Exercise goal: Give the number of lines in this listing that contain the word "value", and nothing else.

Supplied entries:
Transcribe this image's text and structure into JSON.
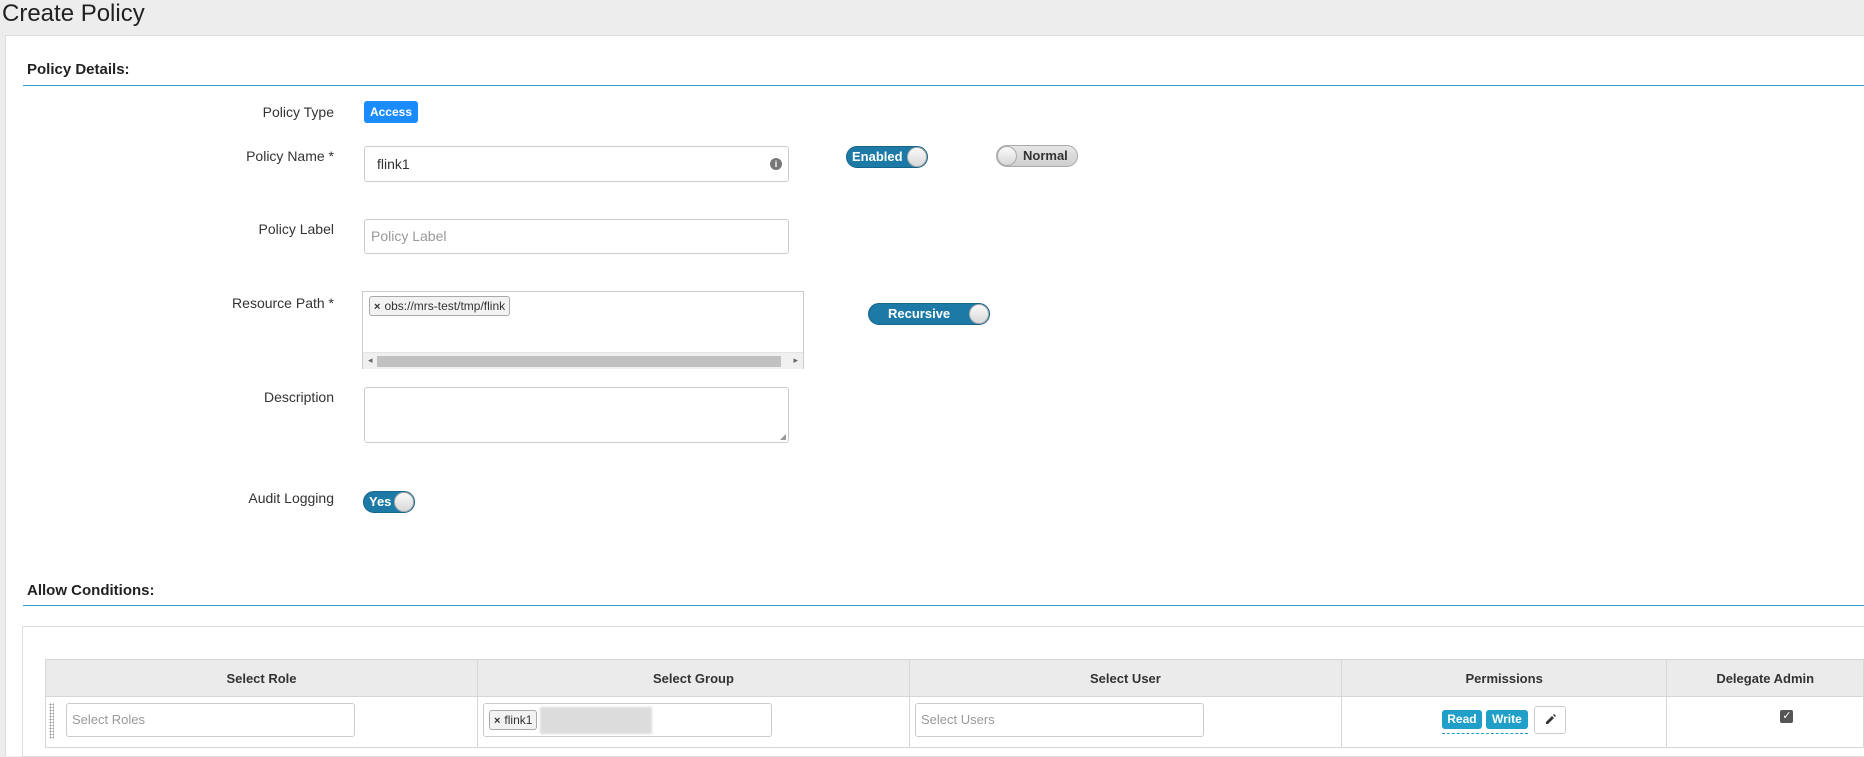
{
  "page": {
    "title": "Create Policy"
  },
  "sections": {
    "policy_details": "Policy Details:",
    "allow_conditions": "Allow Conditions:"
  },
  "form": {
    "policy_type": {
      "label": "Policy Type",
      "value": "Access"
    },
    "policy_name": {
      "label": "Policy Name *",
      "value": "flink1"
    },
    "enabled_toggle": "Enabled",
    "normal_toggle": "Normal",
    "policy_label": {
      "label": "Policy Label",
      "placeholder": "Policy Label"
    },
    "resource_path": {
      "label": "Resource Path *",
      "tags": [
        "obs://mrs-test/tmp/flink"
      ]
    },
    "recursive_toggle": "Recursive",
    "description": {
      "label": "Description",
      "value": ""
    },
    "audit_logging": {
      "label": "Audit Logging",
      "value": "Yes"
    }
  },
  "table": {
    "headers": [
      "Select Role",
      "Select Group",
      "Select User",
      "Permissions",
      "Delegate Admin"
    ],
    "row": {
      "role_placeholder": "Select Roles",
      "group_tag": "flink1",
      "user_placeholder": "Select Users",
      "permissions": [
        "Read",
        "Write"
      ],
      "delegate_admin": true
    }
  },
  "colors": {
    "accent": "#1d7aa6",
    "badge": "#1a8cff",
    "perm_badge": "#20a0c8",
    "rule": "#2aa3c9"
  }
}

Answer for the task: 4